Law enforcement officers risk their lives every day to protect their communities. While law enforcement is comprised of some of the strongest, bravest men and women in the world, these officers are not immune to mental health problems, addiction, or even suicide.
In fact, some statistics indicate that the stressful work environment and traumatic circumstances officers find themselves in can increase the likelihood for post-traumatic stress disorder (PTSD) and other mental health issues. This can even lead to thoughts of suicide. The support system for law enforcement extends beyond their own circle of family, friends, and coworkers; members of society can contribute support in their own ways.
1. Recognize the warning signs. Those closest to law enforcement individuals are often able to identify warning signs of mental health issues lurking under the surface. In Public Safety outlines several potential warning signs to look for including:
● Talk of suicide or death
● Verbalizing negative self-talk
● Isolation from friends and family
● Sudden dramatic improvement in mood after a period of depression or being withdrawn
● Extreme mood changes, such as aggression and hostility or passivity and hopelessness
● Reckless behavior or inappropriate use of weapons
● Asking another officer to hold their weapon
● Recent issues with alcohol or drugs
Family and friends may feel helpless when they’re concerned about the well-being of a law enforcement officer, but there are ways to help. Preventing a downward spiral into alcoholism or extreme irreversible actions (such as attempted suicide) begins with providing support, not only when warning signs are noticed, but before.

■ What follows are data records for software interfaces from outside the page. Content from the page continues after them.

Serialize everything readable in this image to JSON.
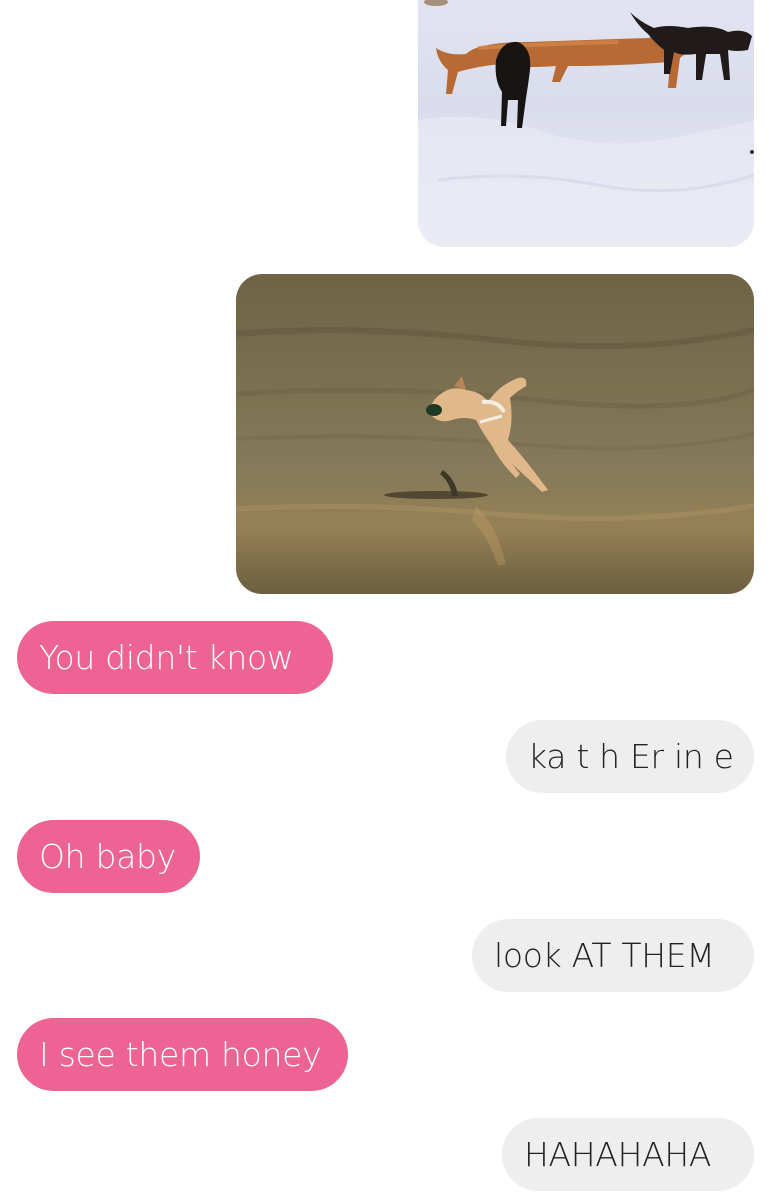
{
  "conversation": {
    "attachments": [
      {
        "subject": "dogs in snow"
      },
      {
        "subject": "dog leaping on beach"
      }
    ],
    "messages": [
      {
        "direction": "incoming",
        "text": "You didn't know"
      },
      {
        "direction": "outgoing",
        "text": "ka t h Er in e"
      },
      {
        "direction": "incoming",
        "text": "Oh baby"
      },
      {
        "direction": "outgoing",
        "text": "look AT THEM"
      },
      {
        "direction": "incoming",
        "text": "I see them honey"
      },
      {
        "direction": "outgoing",
        "text": "HAHAHAHA"
      }
    ]
  },
  "colors": {
    "incoming_bubble": "#ed6494",
    "outgoing_bubble": "#eeeeee",
    "background": "#ffffff"
  }
}
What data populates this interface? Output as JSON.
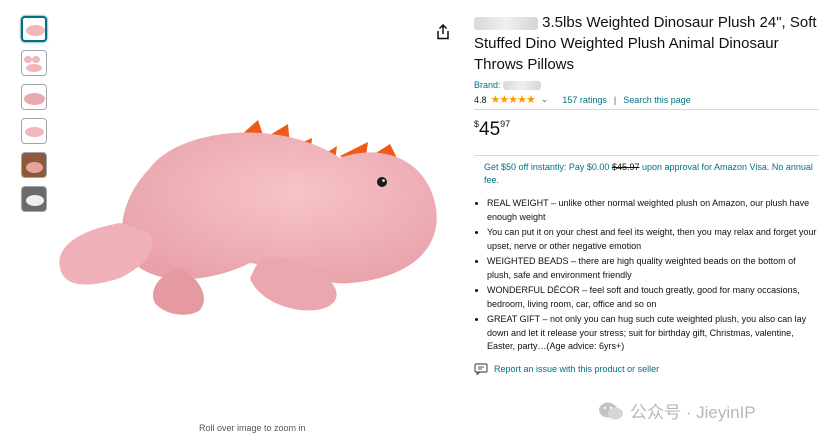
{
  "thumbnails": [
    {
      "name": "thumb-1"
    },
    {
      "name": "thumb-2"
    },
    {
      "name": "thumb-3"
    },
    {
      "name": "thumb-4"
    },
    {
      "name": "thumb-5"
    },
    {
      "name": "thumb-6"
    }
  ],
  "zoom_hint": "Roll over image to zoom in",
  "product": {
    "title_visible": "3.5lbs Weighted Dinosaur Plush 24\", Soft Stuffed Dino Weighted Plush Animal Dinosaur Throws Pillows",
    "brand_label": "Brand:",
    "rating": "4.8",
    "ratings_count": "157 ratings",
    "search_link": "Search this page",
    "price_symbol": "$",
    "price_whole": "45",
    "price_fraction": "97"
  },
  "promo": {
    "text_before": "Get $50 off instantly: Pay $0.00",
    "strike_price": "$45.97",
    "text_after": "upon approval for Amazon Visa. No annual fee."
  },
  "bullets": [
    "REAL WEIGHT – unlike other normal weighted plush on Amazon, our plush have enough weight",
    "You can put it on your chest and feel its weight, then you may relax and forget your upset, nerve or other negative emotion",
    "WEIGHTED BEADS – there are high quality weighted beads on the bottom of plush, safe and environment friendly",
    "WONDERFUL DÉCOR – feel soft and touch greatly, good for many occasions, bedroom, living room, car, office and so on",
    "GREAT GIFT – not only you can hug such cute weighted plush, you also can lay down and let it release your stress; suit for birthday gift, Christmas, valentine, Easter, party…(Age advice: 6yrs+)"
  ],
  "report_link": "Report an issue with this product or seller",
  "watermark": "公众号 · JieyinIP",
  "colors": {
    "link": "#007185",
    "star": "#ff9900",
    "plush": "#f2b6bd",
    "spikes": "#f05a16"
  }
}
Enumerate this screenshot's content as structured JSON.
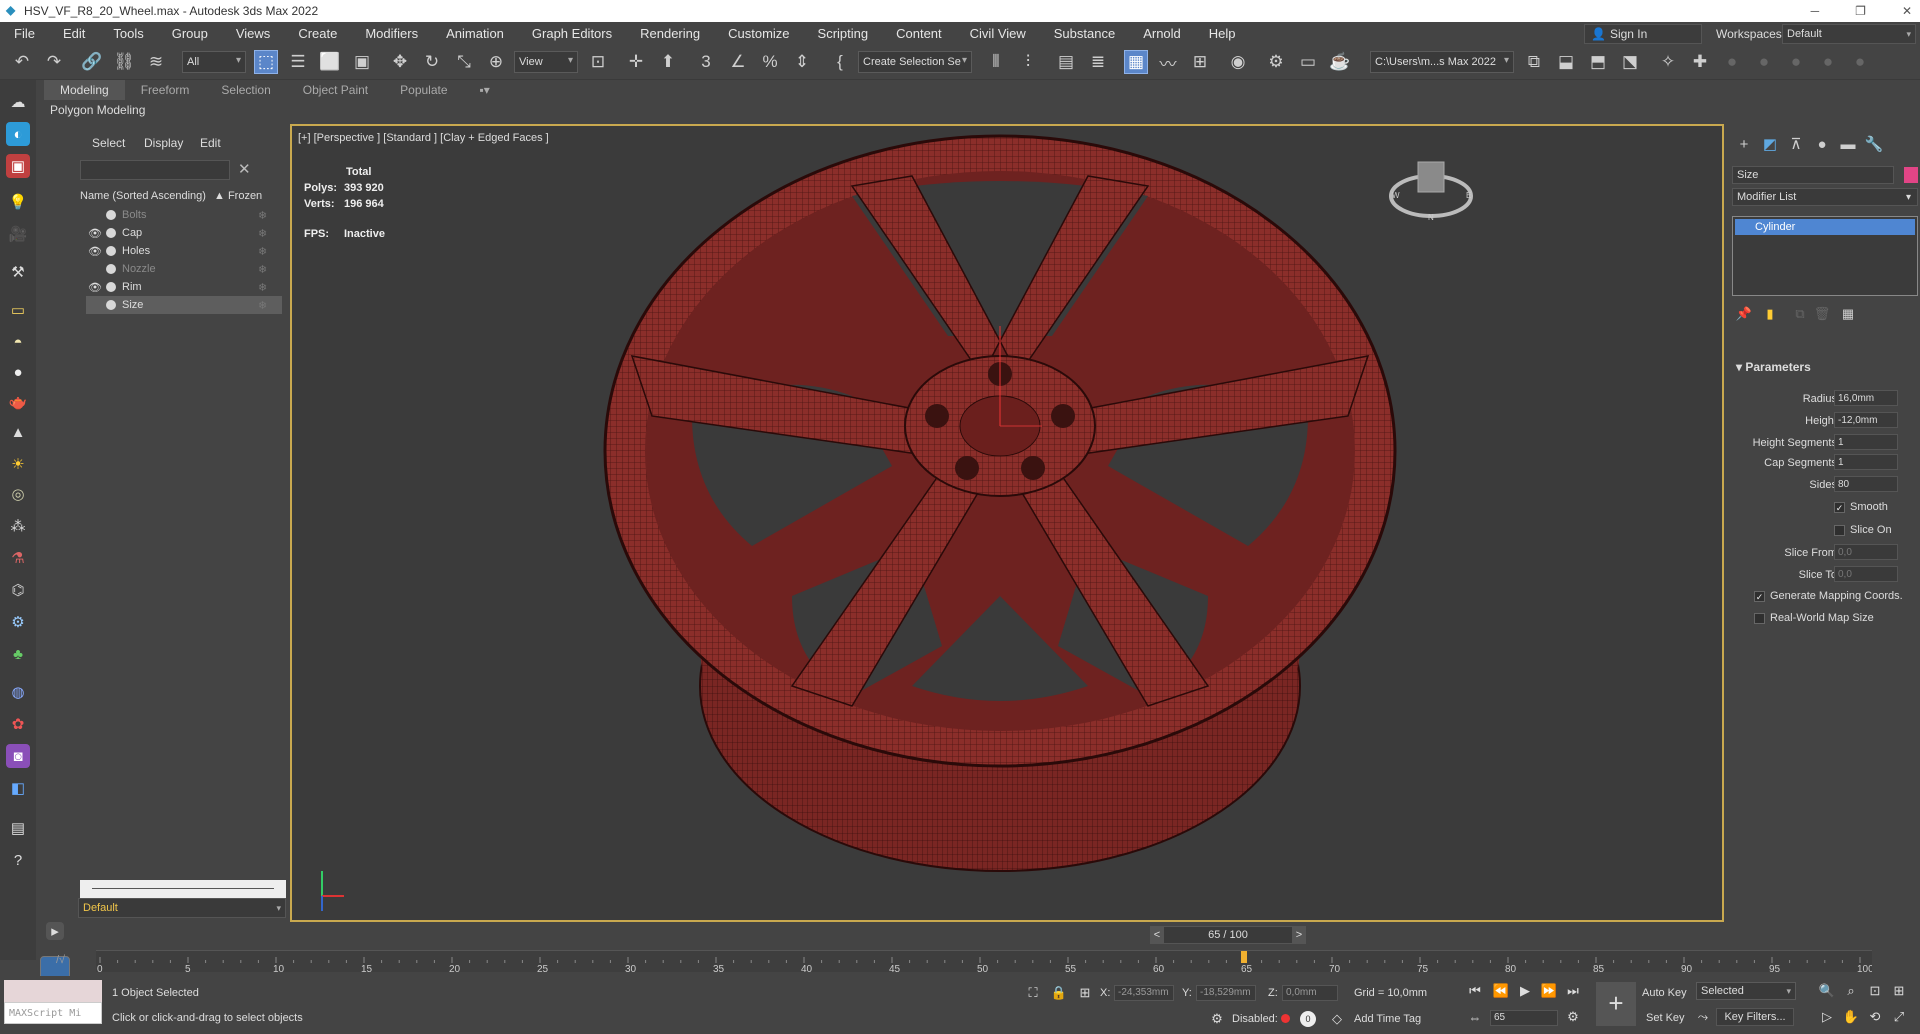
{
  "window": {
    "title": "HSV_VF_R8_20_Wheel.max - Autodesk 3ds Max 2022"
  },
  "menu": [
    "File",
    "Edit",
    "Tools",
    "Group",
    "Views",
    "Create",
    "Modifiers",
    "Animation",
    "Graph Editors",
    "Rendering",
    "Customize",
    "Scripting",
    "Content",
    "Civil View",
    "Substance",
    "Arnold",
    "Help"
  ],
  "account": {
    "sign_in": "Sign In",
    "workspaces_label": "Workspaces:",
    "workspace": "Default"
  },
  "toolbar": {
    "filter": "All",
    "view": "View",
    "selection_set": "Create Selection Se",
    "project_path": "C:\\Users\\m...s Max 2022"
  },
  "ribbon": {
    "tabs": [
      "Modeling",
      "Freeform",
      "Selection",
      "Object Paint",
      "Populate"
    ],
    "active": "Modeling",
    "panel": "Polygon Modeling"
  },
  "explorer": {
    "tabs": [
      "Select",
      "Display",
      "Edit"
    ],
    "col_name": "Name (Sorted Ascending)",
    "col_frozen": "▲ Frozen",
    "items": [
      {
        "name": "Bolts",
        "visible": false
      },
      {
        "name": "Cap",
        "visible": true
      },
      {
        "name": "Holes",
        "visible": true
      },
      {
        "name": "Nozzle",
        "visible": false
      },
      {
        "name": "Rim",
        "visible": true
      },
      {
        "name": "Size",
        "visible": false,
        "selected": true
      }
    ],
    "layer": "Default"
  },
  "viewport": {
    "label": "[+] [Perspective ] [Standard ] [Clay + Edged Faces ]",
    "stats": {
      "header": "Total",
      "polys_label": "Polys:",
      "polys": "393 920",
      "verts_label": "Verts:",
      "verts": "196 964",
      "fps_label": "FPS:",
      "fps": "Inactive"
    }
  },
  "command_panel": {
    "object_name": "Size",
    "modifier_list": "Modifier List",
    "stack_item": "Cylinder",
    "params_title": "Parameters",
    "params": [
      {
        "label": "Radius:",
        "value": "16,0mm"
      },
      {
        "label": "Height:",
        "value": "-12,0mm"
      },
      {
        "label": "Height Segments:",
        "value": "1"
      },
      {
        "label": "Cap Segments:",
        "value": "1"
      },
      {
        "label": "Sides:",
        "value": "80"
      }
    ],
    "smooth": "Smooth",
    "slice_on": "Slice On",
    "slice_from_label": "Slice From:",
    "slice_from": "0,0",
    "slice_to_label": "Slice To:",
    "slice_to": "0,0",
    "gen_mapping": "Generate Mapping Coords.",
    "real_world": "Real-World Map Size"
  },
  "timeline": {
    "frame_display": "65 / 100",
    "ticks": [
      "0",
      "5",
      "10",
      "15",
      "20",
      "25",
      "30",
      "35",
      "40",
      "45",
      "50",
      "55",
      "60",
      "65",
      "70",
      "75",
      "80",
      "85",
      "90",
      "95",
      "100"
    ],
    "current_frame": 65,
    "total_frames": 100
  },
  "status": {
    "maxscript": "MAXScript Mi",
    "selected": "1 Object Selected",
    "prompt": "Click or click-and-drag to select objects",
    "x_label": "X:",
    "x": "-24,353mm",
    "y_label": "Y:",
    "y": "-18,529mm",
    "z_label": "Z:",
    "z": "0,0mm",
    "grid": "Grid = 10,0mm",
    "disabled": "Disabled:",
    "add_time_tag": "Add Time Tag",
    "auto_key": "Auto Key",
    "set_key": "Set Key",
    "key_mode": "Selected",
    "key_filters": "Key Filters...",
    "frame": "65"
  }
}
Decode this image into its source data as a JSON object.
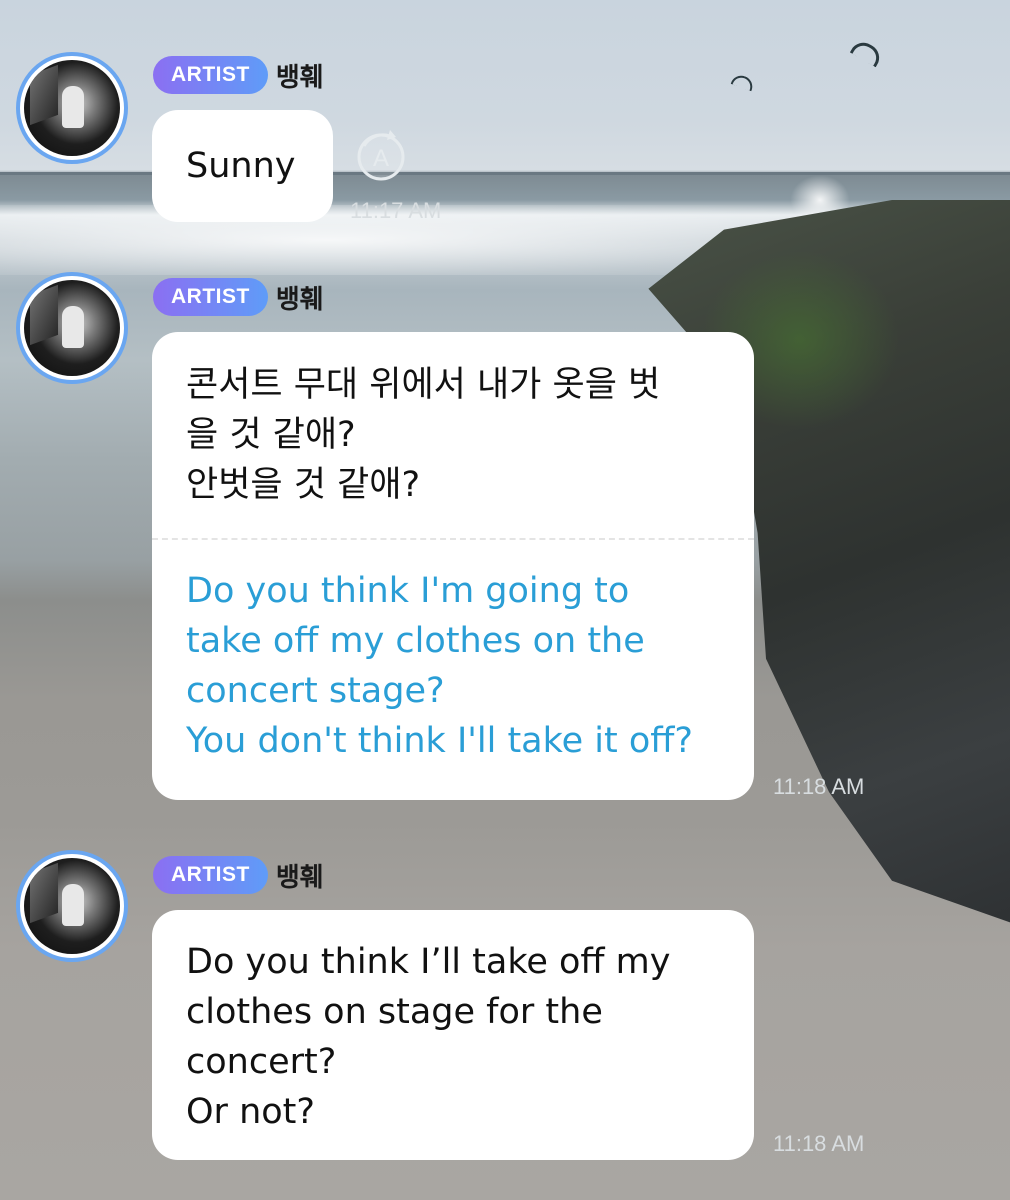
{
  "messages": [
    {
      "badge": "ARTIST",
      "sender": "뱅훼",
      "lines": [
        "Sunny"
      ],
      "translation": [],
      "time": "11:17 AM"
    },
    {
      "badge": "ARTIST",
      "sender": "뱅훼",
      "lines": [
        "콘서트 무대 위에서 내가 옷을 벗",
        "을 것 같애?",
        "안벗을 것 같애?"
      ],
      "translation": [
        "Do you think I'm going to",
        "take off my clothes on the",
        "concert stage?",
        "You don't think I'll take it off?"
      ],
      "time": "11:18 AM"
    },
    {
      "badge": "ARTIST",
      "sender": "뱅훼",
      "lines": [
        "Do you think I’ll take off my",
        "clothes on stage for the",
        "concert?",
        "Or not?"
      ],
      "translation": [],
      "time": "11:18 AM"
    }
  ],
  "icons": {
    "translate": "translate-icon",
    "avatar": "artist-avatar"
  },
  "colors": {
    "badge_start": "#8b6ff2",
    "badge_end": "#5f9cf8",
    "translation_text": "#2a9ed6",
    "avatar_ring": "#6aa6f0"
  }
}
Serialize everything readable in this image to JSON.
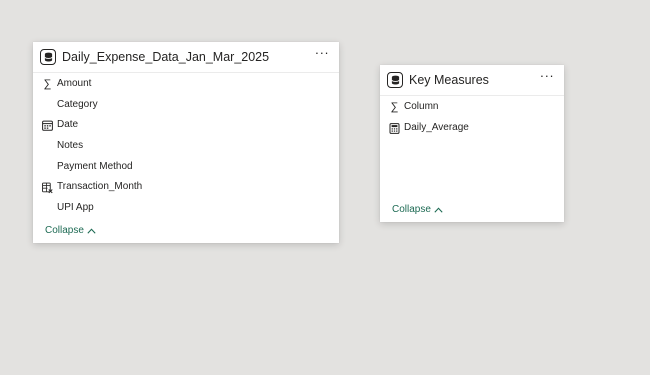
{
  "tables": [
    {
      "title": "Daily_Expense_Data_Jan_Mar_2025",
      "more_label": "···",
      "fields": [
        {
          "label": "Amount",
          "icon": "sigma-icon",
          "glyph": "∑"
        },
        {
          "label": "Category",
          "icon": "",
          "glyph": ""
        },
        {
          "label": "Date",
          "icon": "calendar-icon",
          "glyph": ""
        },
        {
          "label": "Notes",
          "icon": "",
          "glyph": ""
        },
        {
          "label": "Payment Method",
          "icon": "",
          "glyph": ""
        },
        {
          "label": "Transaction_Month",
          "icon": "calculated-column-icon",
          "glyph": ""
        },
        {
          "label": "UPI App",
          "icon": "",
          "glyph": ""
        }
      ],
      "collapse_label": "Collapse"
    },
    {
      "title": "Key Measures",
      "more_label": "···",
      "fields": [
        {
          "label": "Column",
          "icon": "sigma-icon",
          "glyph": "∑"
        },
        {
          "label": "Daily_Average",
          "icon": "calculator-icon",
          "glyph": ""
        }
      ],
      "collapse_label": "Collapse"
    }
  ],
  "colors": {
    "canvas": "#e3e2e0",
    "card": "#ffffff",
    "text": "#252423",
    "accent": "#1e6b54"
  }
}
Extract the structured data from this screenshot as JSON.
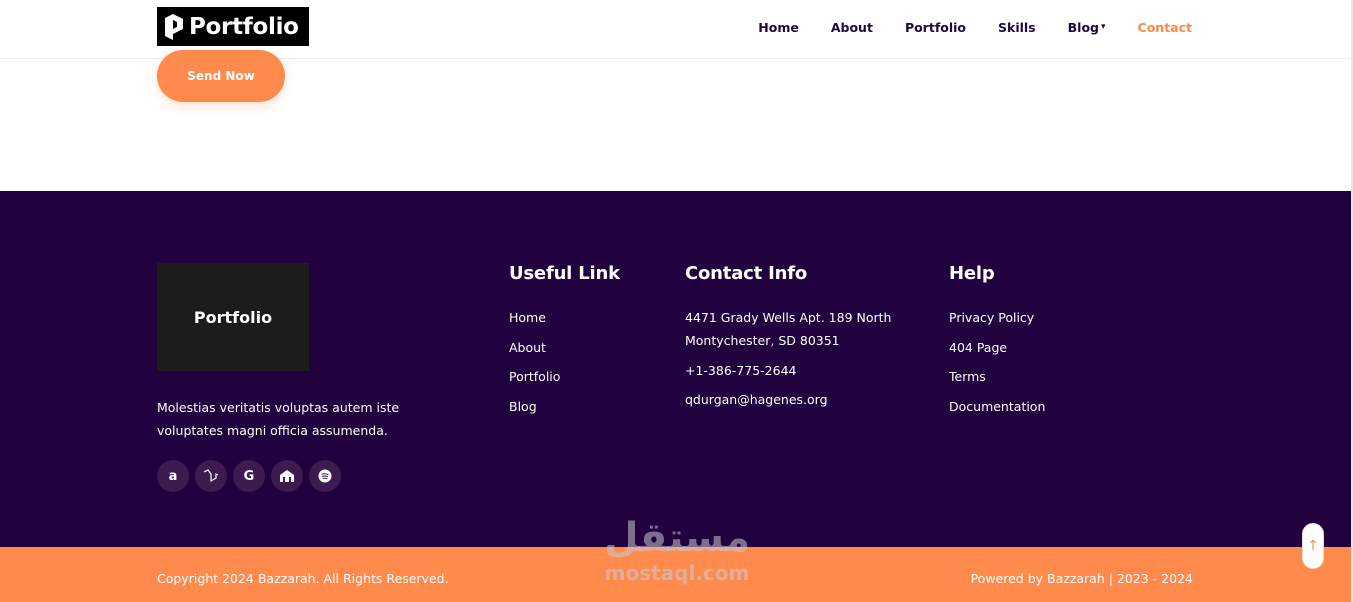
{
  "header": {
    "logo_text": "Portfolio",
    "nav": [
      {
        "label": "Home"
      },
      {
        "label": "About"
      },
      {
        "label": "Portfolio"
      },
      {
        "label": "Skills"
      },
      {
        "label": "Blog"
      },
      {
        "label": "Contact",
        "active": true
      }
    ]
  },
  "form": {
    "send_label": "Send Now"
  },
  "footer": {
    "logo_text": "Portfolio",
    "description": "Molestias veritatis voluptas autem iste voluptates magni officia assumenda.",
    "socials": [
      "amazon-icon",
      "laravel-icon",
      "google-icon",
      "building-icon",
      "spotify-icon"
    ],
    "useful": {
      "title": "Useful Link",
      "items": [
        "Home",
        "About",
        "Portfolio",
        "Blog"
      ]
    },
    "contact": {
      "title": "Contact Info",
      "address": "4471 Grady Wells Apt. 189 North Montychester, SD 80351",
      "phone": "+1-386-775-2644",
      "email": "qdurgan@hagenes.org"
    },
    "help": {
      "title": "Help",
      "items": [
        "Privacy Policy",
        "404 Page",
        "Terms",
        "Documentation"
      ]
    }
  },
  "bottom": {
    "copyright": "Copyright 2024 Bazzarah. All Rights Reserved.",
    "powered": "Powered by Bazzarah | 2023 - 2024"
  },
  "watermark": {
    "arabic": "مستقل",
    "latin": "mostaql.com"
  },
  "colors": {
    "accent": "#ff8a4c",
    "footer_bg": "#22013f",
    "nav_text": "#1e0a3c"
  }
}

2. Encourage the “annual mental health check.” Developed in 2006, the annual mental health check is a program encouraging officers to visit a licensed therapist once per year as a preventative measure. It was created as a response to alarming statistics about suicide among law enforcement professionals. Encourage the law heroes in your life to participate in this voluntary program to preserve their mental health.
3. Volunteer for a peer-to-peer helpline. Retired law officers can continue to give back to the community and support their fellow law enforcement professionals by volunteering for a peer-to-peer helpline such as Copline. This is a national hotline providing a safe and confidential support system for police officers.
Manned by trained, retired officers, Copline provides a valuable service by providing current officers with direct support from peers who understand the stressors of the profession.
4. Support organizations such as the National Police Wives Association. Law enforcement professionals are not the only ones who experience stress as a result of their field. Their spouses are also affected by the stress and pressure. Organizations like the NPWA not only offer support for wives of law officers, but also provide a safe haven where they can learn about resources that help with their spouse’s mental health. CopsAlive.com, additionally, identifies many organizations that provide support to police officers and their family, friends, and coworkers.
5. Make a donation to an organization that supports law enforcement. Even if you’re not married to a law enforcement officer or even know one personally, you can help to support these heroes by giving to organizations that promote their mental well-being. These organizations can offer confidential support and interventions to law professionals experiencing mental health challenges.
By donating to a 501(c)(3) organization like Support Police, you’ll contribute to the purchase of life-saving equipment, important ongoing education and training for law enforcement, and financial assistance programs for families of officers who have lost their lives. The National Law Enforcement Officers Memorial Fund is another organization that brings communities together to demonstrate their support of the law enforcement heroes.
Whether you’re a retired or current law enforcement officer, a spouse of one, friend, or a member of the community at large, there are ways for everyone to offer support for those who put their lives on the line for their communities every day.
(Image via Pixabay by AliciaZinn)